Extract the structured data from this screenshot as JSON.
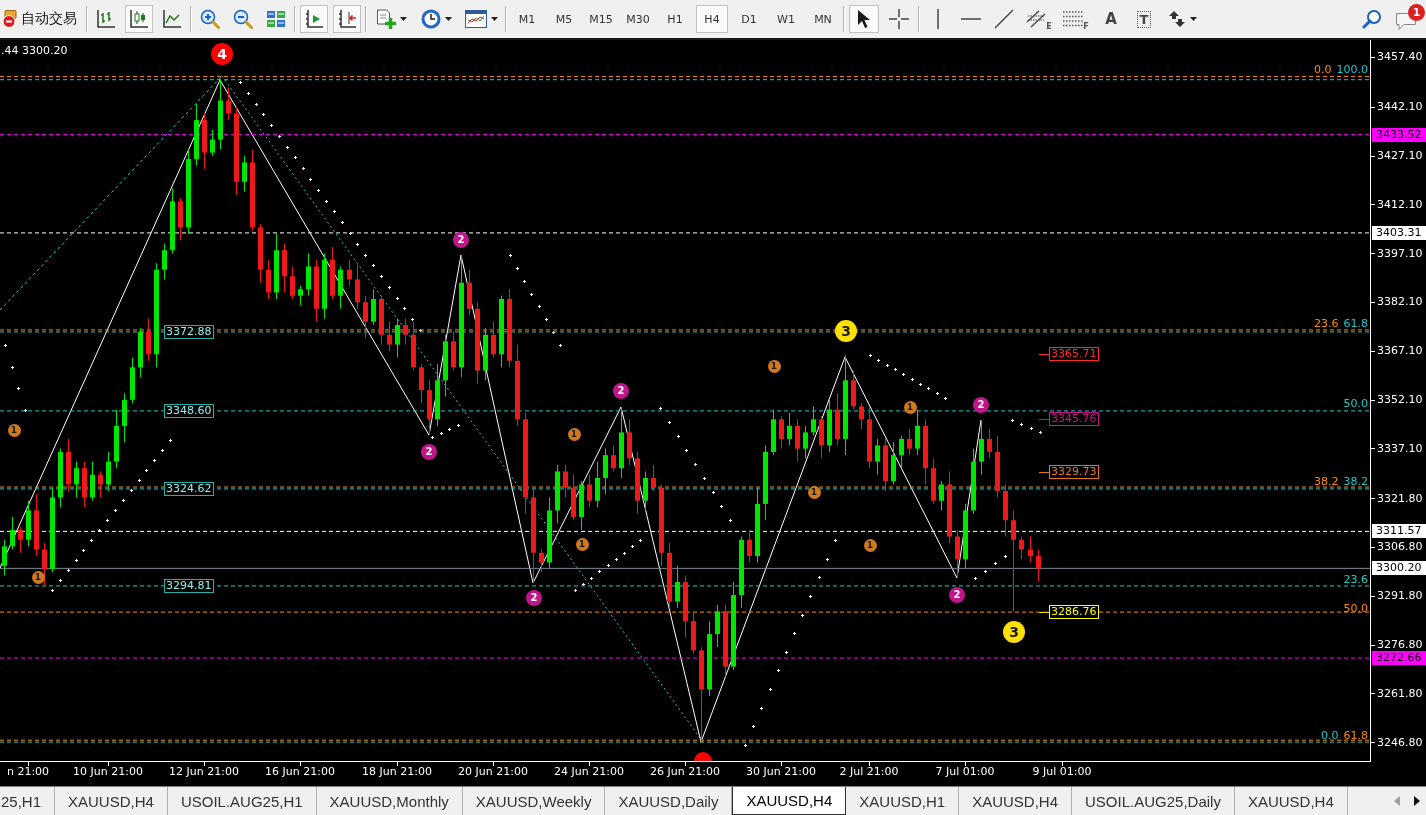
{
  "toolbar": {
    "groups": [
      {
        "buttons": [
          {
            "kind": "auto-trading",
            "label": "自动交易",
            "selected": false
          }
        ]
      },
      {
        "buttons": [
          {
            "kind": "bar-chart",
            "selected": false
          },
          {
            "kind": "candlesticks",
            "selected": true
          },
          {
            "kind": "line-chart",
            "selected": false
          }
        ]
      },
      {
        "buttons": [
          {
            "kind": "zoom-in",
            "selected": false
          },
          {
            "kind": "zoom-out",
            "selected": false
          },
          {
            "kind": "tile-windows",
            "selected": false
          }
        ]
      },
      {
        "buttons": [
          {
            "kind": "auto-scroll",
            "selected": true
          },
          {
            "kind": "chart-shift",
            "selected": true
          }
        ]
      },
      {
        "buttons": [
          {
            "kind": "indicators",
            "selected": false
          },
          {
            "kind": "periods",
            "selected": false
          },
          {
            "kind": "templates",
            "selected": false
          }
        ]
      },
      {
        "buttons": [
          {
            "kind": "timeframe",
            "label": "M1",
            "selected": false
          },
          {
            "kind": "timeframe",
            "label": "M5",
            "selected": false
          },
          {
            "kind": "timeframe",
            "label": "M15",
            "selected": false
          },
          {
            "kind": "timeframe",
            "label": "M30",
            "selected": false
          },
          {
            "kind": "timeframe",
            "label": "H1",
            "selected": false
          },
          {
            "kind": "timeframe",
            "label": "H4",
            "selected": true
          },
          {
            "kind": "timeframe",
            "label": "D1",
            "selected": false
          },
          {
            "kind": "timeframe",
            "label": "W1",
            "selected": false
          },
          {
            "kind": "timeframe",
            "label": "MN",
            "selected": false
          }
        ]
      },
      {
        "buttons": [
          {
            "kind": "cursor",
            "selected": true
          },
          {
            "kind": "crosshair",
            "selected": false
          }
        ]
      },
      {
        "buttons": [
          {
            "kind": "vertical-line",
            "selected": false
          },
          {
            "kind": "horizontal-line",
            "selected": false
          },
          {
            "kind": "trendline",
            "selected": false
          },
          {
            "kind": "fib-channel",
            "label": "E",
            "selected": false
          },
          {
            "kind": "fib-retracement",
            "label": "F",
            "selected": false
          },
          {
            "kind": "text",
            "label": "A",
            "selected": false
          },
          {
            "kind": "text-label",
            "label": "T",
            "selected": false
          },
          {
            "kind": "arrows",
            "selected": false
          }
        ]
      }
    ],
    "right": [
      {
        "kind": "search"
      },
      {
        "kind": "chat",
        "badge": "1"
      }
    ]
  },
  "chart": {
    "info": ".44 3300.20",
    "chart_data": {
      "type": "candlestick",
      "ylim": [
        3241.0,
        3462.6
      ],
      "yticks": [
        {
          "value": 3457.4,
          "label": "3457.40"
        },
        {
          "value": 3442.1,
          "label": "3442.10"
        },
        {
          "value": 3427.1,
          "label": "3427.10"
        },
        {
          "value": 3412.1,
          "label": "3412.10"
        },
        {
          "value": 3397.1,
          "label": "3397.10"
        },
        {
          "value": 3382.1,
          "label": "3382.10"
        },
        {
          "value": 3367.1,
          "label": "3367.10"
        },
        {
          "value": 3352.1,
          "label": "3352.10"
        },
        {
          "value": 3337.1,
          "label": "3337.10"
        },
        {
          "value": 3321.8,
          "label": "3321.80"
        },
        {
          "value": 3306.8,
          "label": "3306.80"
        },
        {
          "value": 3291.8,
          "label": "3291.80"
        },
        {
          "value": 3276.8,
          "label": "3276.80"
        },
        {
          "value": 3261.8,
          "label": "3261.80"
        },
        {
          "value": 3246.8,
          "label": "3246.80"
        }
      ],
      "categories": [
        null,
        null,
        null,
        "n 21:00",
        null,
        null,
        null,
        null,
        null,
        null,
        null,
        null,
        null,
        "10 Jun 21:00",
        null,
        null,
        null,
        null,
        null,
        null,
        null,
        null,
        null,
        null,
        null,
        "12 Jun 21:00",
        null,
        null,
        null,
        null,
        null,
        null,
        null,
        null,
        null,
        null,
        null,
        "16 Jun 21:00",
        null,
        null,
        null,
        null,
        null,
        null,
        null,
        null,
        null,
        null,
        null,
        "18 Jun 21:00",
        null,
        null,
        null,
        null,
        null,
        null,
        null,
        null,
        null,
        null,
        null,
        "20 Jun 21:00",
        null,
        null,
        null,
        null,
        null,
        null,
        null,
        null,
        null,
        null,
        null,
        "24 Jun 21:00",
        null,
        null,
        null,
        null,
        null,
        null,
        null,
        null,
        null,
        null,
        null,
        "26 Jun 21:00",
        null,
        null,
        null,
        null,
        null,
        null,
        null,
        null,
        null,
        null,
        null,
        "30 Jun 21:00",
        null,
        null,
        null,
        null,
        null,
        null,
        null,
        null,
        null,
        null,
        "2 Jul 21:00",
        null,
        null,
        null,
        null,
        null,
        null,
        null,
        null,
        null,
        null,
        null,
        "7 Jul 01:00",
        null,
        null,
        null,
        null,
        null,
        null,
        null,
        null,
        null,
        null,
        null,
        "9 Jul 01:00",
        null,
        null,
        null,
        null,
        null,
        null,
        null,
        null,
        null,
        null,
        null,
        null,
        null,
        null,
        null,
        null,
        null,
        null,
        null,
        null,
        null,
        null,
        null,
        null,
        null,
        null,
        null,
        null,
        null,
        null,
        null,
        null,
        null,
        null,
        null,
        null,
        null,
        null
      ],
      "ohlc": [
        [
          3301,
          3309,
          3298,
          3307
        ],
        [
          3307,
          3316,
          3306,
          3312
        ],
        [
          3312,
          3313,
          3305,
          3309
        ],
        [
          3309,
          3321,
          3307,
          3318
        ],
        [
          3318,
          3323,
          3304,
          3306
        ],
        [
          3306,
          3308,
          3295,
          3300
        ],
        [
          3300,
          3325,
          3299,
          3322
        ],
        [
          3322,
          3337,
          3319,
          3336
        ],
        [
          3336,
          3340,
          3324,
          3326
        ],
        [
          3326,
          3333,
          3322,
          3331
        ],
        [
          3331,
          3333,
          3319,
          3322
        ],
        [
          3322,
          3333,
          3321,
          3329
        ],
        [
          3329,
          3330,
          3322,
          3326
        ],
        [
          3326,
          3336,
          3324,
          3333
        ],
        [
          3333,
          3349,
          3331,
          3344
        ],
        [
          3344,
          3354,
          3339,
          3352
        ],
        [
          3352,
          3365,
          3351,
          3362
        ],
        [
          3362,
          3374,
          3359,
          3373
        ],
        [
          3373,
          3377,
          3364,
          3366
        ],
        [
          3366,
          3394,
          3362,
          3392
        ],
        [
          3392,
          3400,
          3389,
          3398
        ],
        [
          3398,
          3417,
          3397,
          3413
        ],
        [
          3413,
          3414,
          3401,
          3405
        ],
        [
          3405,
          3429,
          3403,
          3426
        ],
        [
          3426,
          3443,
          3424,
          3438
        ],
        [
          3438,
          3440,
          3423,
          3428
        ],
        [
          3428,
          3435,
          3427,
          3432
        ],
        [
          3432,
          3450.4,
          3429,
          3444
        ],
        [
          3444,
          3448,
          3438,
          3440
        ],
        [
          3440,
          3442,
          3415,
          3419
        ],
        [
          3419,
          3427,
          3416,
          3425
        ],
        [
          3425,
          3429,
          3404,
          3405
        ],
        [
          3405,
          3406,
          3388,
          3392
        ],
        [
          3392,
          3395,
          3383,
          3385
        ],
        [
          3385,
          3403,
          3383,
          3398
        ],
        [
          3398,
          3400,
          3385,
          3390
        ],
        [
          3390,
          3393,
          3383,
          3384
        ],
        [
          3384,
          3387,
          3381,
          3386
        ],
        [
          3386,
          3397,
          3384,
          3393
        ],
        [
          3393,
          3395,
          3376,
          3380
        ],
        [
          3380,
          3397,
          3377,
          3395
        ],
        [
          3395,
          3399,
          3383,
          3384
        ],
        [
          3384,
          3393,
          3380,
          3392
        ],
        [
          3392,
          3395,
          3387,
          3389
        ],
        [
          3389,
          3394,
          3380,
          3382
        ],
        [
          3382,
          3384,
          3371,
          3376
        ],
        [
          3376,
          3386,
          3375,
          3383
        ],
        [
          3383,
          3384,
          3369,
          3372
        ],
        [
          3372,
          3376,
          3367,
          3369
        ],
        [
          3369,
          3377,
          3365,
          3375
        ],
        [
          3375,
          3377,
          3369,
          3372
        ],
        [
          3372,
          3376,
          3361,
          3362
        ],
        [
          3362,
          3363,
          3351,
          3355
        ],
        [
          3355,
          3358,
          3341.2,
          3346
        ],
        [
          3346,
          3363,
          3344,
          3358
        ],
        [
          3358,
          3372,
          3353,
          3370
        ],
        [
          3370,
          3373,
          3361,
          3362
        ],
        [
          3362,
          3396.5,
          3359,
          3388
        ],
        [
          3388,
          3392,
          3378,
          3380
        ],
        [
          3380,
          3382,
          3357,
          3361
        ],
        [
          3361,
          3374,
          3358,
          3372
        ],
        [
          3372,
          3376,
          3365,
          3366
        ],
        [
          3366,
          3384,
          3362,
          3383
        ],
        [
          3383,
          3386,
          3362,
          3364
        ],
        [
          3364,
          3369,
          3344,
          3346
        ],
        [
          3346,
          3348,
          3317,
          3322
        ],
        [
          3322,
          3325,
          3295.7,
          3305
        ],
        [
          3305,
          3306,
          3299,
          3302
        ],
        [
          3302,
          3322,
          3300,
          3318
        ],
        [
          3318,
          3332,
          3314,
          3330
        ],
        [
          3330,
          3332,
          3322,
          3325
        ],
        [
          3325,
          3329,
          3315,
          3316
        ],
        [
          3316,
          3327,
          3312,
          3326
        ],
        [
          3326,
          3329,
          3319,
          3321
        ],
        [
          3321,
          3333,
          3319,
          3328
        ],
        [
          3328,
          3337,
          3323,
          3335
        ],
        [
          3335,
          3338,
          3330,
          3331
        ],
        [
          3331,
          3349.8,
          3328,
          3342
        ],
        [
          3342,
          3346,
          3332,
          3334
        ],
        [
          3334,
          3336,
          3317,
          3321
        ],
        [
          3321,
          3330,
          3318,
          3328
        ],
        [
          3328,
          3332,
          3324,
          3325
        ],
        [
          3325,
          3326,
          3301,
          3305
        ],
        [
          3305,
          3308,
          3288,
          3290
        ],
        [
          3290,
          3301,
          3288,
          3296
        ],
        [
          3296,
          3298,
          3279,
          3284
        ],
        [
          3284,
          3287,
          3274,
          3275
        ],
        [
          3275,
          3276,
          3246.8,
          3263
        ],
        [
          3263,
          3284,
          3261,
          3280
        ],
        [
          3280,
          3289,
          3276,
          3287
        ],
        [
          3287,
          3289,
          3267,
          3270
        ],
        [
          3270,
          3296,
          3269,
          3292
        ],
        [
          3292,
          3310,
          3288,
          3309
        ],
        [
          3309,
          3312,
          3302,
          3304
        ],
        [
          3304,
          3325,
          3302,
          3320
        ],
        [
          3320,
          3338,
          3315,
          3336
        ],
        [
          3336,
          3349,
          3335,
          3346
        ],
        [
          3346,
          3347,
          3337,
          3340
        ],
        [
          3340,
          3348,
          3338,
          3344
        ],
        [
          3344,
          3346,
          3333,
          3337
        ],
        [
          3337,
          3344,
          3334,
          3342
        ],
        [
          3342,
          3350,
          3341,
          3346
        ],
        [
          3346,
          3347,
          3334,
          3338
        ],
        [
          3338,
          3352,
          3336,
          3349
        ],
        [
          3349,
          3354,
          3338,
          3340
        ],
        [
          3340,
          3365.7,
          3335,
          3358
        ],
        [
          3358,
          3361,
          3349,
          3350
        ],
        [
          3350,
          3351,
          3343,
          3346
        ],
        [
          3346,
          3350,
          3331,
          3333
        ],
        [
          3333,
          3340,
          3329,
          3338
        ],
        [
          3338,
          3340,
          3324,
          3327
        ],
        [
          3327,
          3339,
          3326,
          3335
        ],
        [
          3335,
          3341,
          3331,
          3340
        ],
        [
          3340,
          3343,
          3335,
          3337
        ],
        [
          3337,
          3349,
          3335,
          3344
        ],
        [
          3344,
          3346,
          3326,
          3331
        ],
        [
          3331,
          3334,
          3320,
          3321
        ],
        [
          3321,
          3327,
          3318,
          3326
        ],
        [
          3326,
          3330,
          3308,
          3310
        ],
        [
          3310,
          3312,
          3297.2,
          3303
        ],
        [
          3303,
          3320,
          3300,
          3318
        ],
        [
          3318,
          3337,
          3317,
          3333
        ],
        [
          3333,
          3345.8,
          3329,
          3340
        ],
        [
          3340,
          3343,
          3334,
          3336
        ],
        [
          3336,
          3341,
          3322,
          3324
        ],
        [
          3324,
          3326,
          3310,
          3315
        ],
        [
          3315,
          3318,
          3286.8,
          3309
        ],
        [
          3309,
          3310,
          3303,
          3306
        ],
        [
          3306,
          3310,
          3302,
          3304
        ],
        [
          3304,
          3306,
          3296.2,
          3300.2
        ],
        null,
        null,
        null,
        null,
        null,
        null,
        null,
        null,
        null,
        null,
        null,
        null,
        null,
        null,
        null,
        null,
        null,
        null,
        null,
        null,
        null,
        null,
        null,
        null,
        null,
        null,
        null,
        null,
        null,
        null,
        null,
        null,
        null,
        null,
        null,
        null,
        null,
        null,
        null,
        null,
        null
      ],
      "ref_lines": [
        {
          "axis": "y",
          "value": 3433.52,
          "color": "#ff00ff"
        },
        {
          "axis": "y",
          "value": 3403.31,
          "color": "#ffffff"
        },
        {
          "axis": "y",
          "value": 3311.57,
          "color": "#ffffff"
        },
        {
          "axis": "y",
          "value": 3300.2,
          "color": "#7a8a9a"
        },
        {
          "axis": "y",
          "value": 3272.66,
          "color": "#ff00ff"
        },
        {
          "axis": "y",
          "value": 3450.4,
          "color": "#20c8c8"
        },
        {
          "axis": "y",
          "value": 3372.88,
          "color": "#20c8c8"
        },
        {
          "axis": "y",
          "value": 3348.6,
          "color": "#20c8c8"
        },
        {
          "axis": "y",
          "value": 3324.62,
          "color": "#20c8c8"
        },
        {
          "axis": "y",
          "value": 3294.81,
          "color": "#20c8c8"
        },
        {
          "axis": "y",
          "value": 3246.8,
          "color": "#20c8c8"
        },
        {
          "axis": "y",
          "value": 3451.4,
          "color": "#ff8c00"
        },
        {
          "axis": "y",
          "value": 3373.5,
          "color": "#ff8c00"
        },
        {
          "axis": "y",
          "value": 3325.2,
          "color": "#ff8c00"
        },
        {
          "axis": "y",
          "value": 3286.76,
          "color": "#ff8c00"
        },
        {
          "axis": "y",
          "value": 3247.4,
          "color": "#ff8c00"
        }
      ]
    },
    "price_tags": [
      {
        "text": "3433.52",
        "color": "#ff00ff"
      },
      {
        "text": "3403.31",
        "color": "#ffffff"
      },
      {
        "text": "3311.57",
        "color": "#ffffff"
      },
      {
        "text": "3300.20",
        "color": "#ffffff"
      },
      {
        "text": "3272.66",
        "color": "#ff00ff"
      }
    ],
    "fib_levels": [
      {
        "labels": [
          {
            "text": "0.0",
            "color": "#ff8c00"
          },
          {
            "text": "100.0",
            "color": "#20c8c8"
          }
        ]
      },
      {
        "labels": [
          {
            "text": "23.6",
            "color": "#ff8c00"
          },
          {
            "text": "61.8",
            "color": "#20c8c8"
          }
        ]
      },
      {
        "labels": [
          {
            "text": "50.0",
            "color": "#20c8c8"
          }
        ]
      },
      {
        "labels": [
          {
            "text": "38.2",
            "color": "#ff8c00"
          },
          {
            "text": "38.2",
            "color": "#20c8c8"
          }
        ]
      },
      {
        "labels": [
          {
            "text": "23.6",
            "color": "#20c8c8"
          }
        ]
      },
      {
        "labels": [
          {
            "text": "50.0",
            "color": "#ff8c00"
          }
        ]
      },
      {
        "labels": [
          {
            "text": "0.0",
            "color": "#20c8c8"
          },
          {
            "text": "61.8",
            "color": "#ff8c00"
          }
        ]
      }
    ],
    "fib_prices": [
      "3372.88",
      "3348.60",
      "3324.62",
      "3294.81"
    ],
    "targets": [
      {
        "text": "3365.71",
        "color": "#ff2a2a"
      },
      {
        "text": "3345.76",
        "color": "#c8148c"
      },
      {
        "text": "3329.73",
        "color": "#e8741e"
      },
      {
        "text": "3286.76",
        "color": "#ffff00"
      }
    ],
    "wave_markers": [
      {
        "label": "1",
        "color": "#d2781e"
      },
      {
        "label": "1",
        "color": "#d2781e"
      },
      {
        "label": "4",
        "color": "#ff0000"
      },
      {
        "label": "2",
        "color": "#c0168a"
      },
      {
        "label": "2",
        "color": "#c0168a"
      },
      {
        "label": "2",
        "color": "#c0168a"
      },
      {
        "label": "1",
        "color": "#d2781e"
      },
      {
        "label": "1",
        "color": "#d2781e"
      },
      {
        "label": "2",
        "color": "#c0168a"
      },
      {
        "color": "#ff0000"
      },
      {
        "label": "1",
        "color": "#d2781e"
      },
      {
        "label": "1",
        "color": "#d2781e"
      },
      {
        "label": "3",
        "color": "#ffe000"
      },
      {
        "label": "1",
        "color": "#d2781e"
      },
      {
        "label": "1",
        "color": "#d2781e"
      },
      {
        "label": "2",
        "color": "#c0168a"
      },
      {
        "label": "2",
        "color": "#c0168a"
      },
      {
        "label": "3",
        "color": "#ffe000"
      }
    ]
  },
  "tabs": [
    {
      "label": "25,H1",
      "selected": false
    },
    {
      "label": "XAUUSD,H4",
      "selected": false
    },
    {
      "label": "USOIL.AUG25,H1",
      "selected": false
    },
    {
      "label": "XAUUSD,Monthly",
      "selected": false
    },
    {
      "label": "XAUUSD,Weekly",
      "selected": false
    },
    {
      "label": "XAUUSD,Daily",
      "selected": false
    },
    {
      "label": "XAUUSD,H4",
      "selected": true
    },
    {
      "label": "XAUUSD,H1",
      "selected": false
    },
    {
      "label": "XAUUSD,H4",
      "selected": false
    },
    {
      "label": "USOIL.AUG25,Daily",
      "selected": false
    },
    {
      "label": "XAUUSD,H4",
      "selected": false
    }
  ]
}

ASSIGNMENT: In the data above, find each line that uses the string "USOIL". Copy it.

RESULT OF THE TASK:
      "label": "USOIL.AUG25,H1",
      "label": "USOIL.AUG25,Daily",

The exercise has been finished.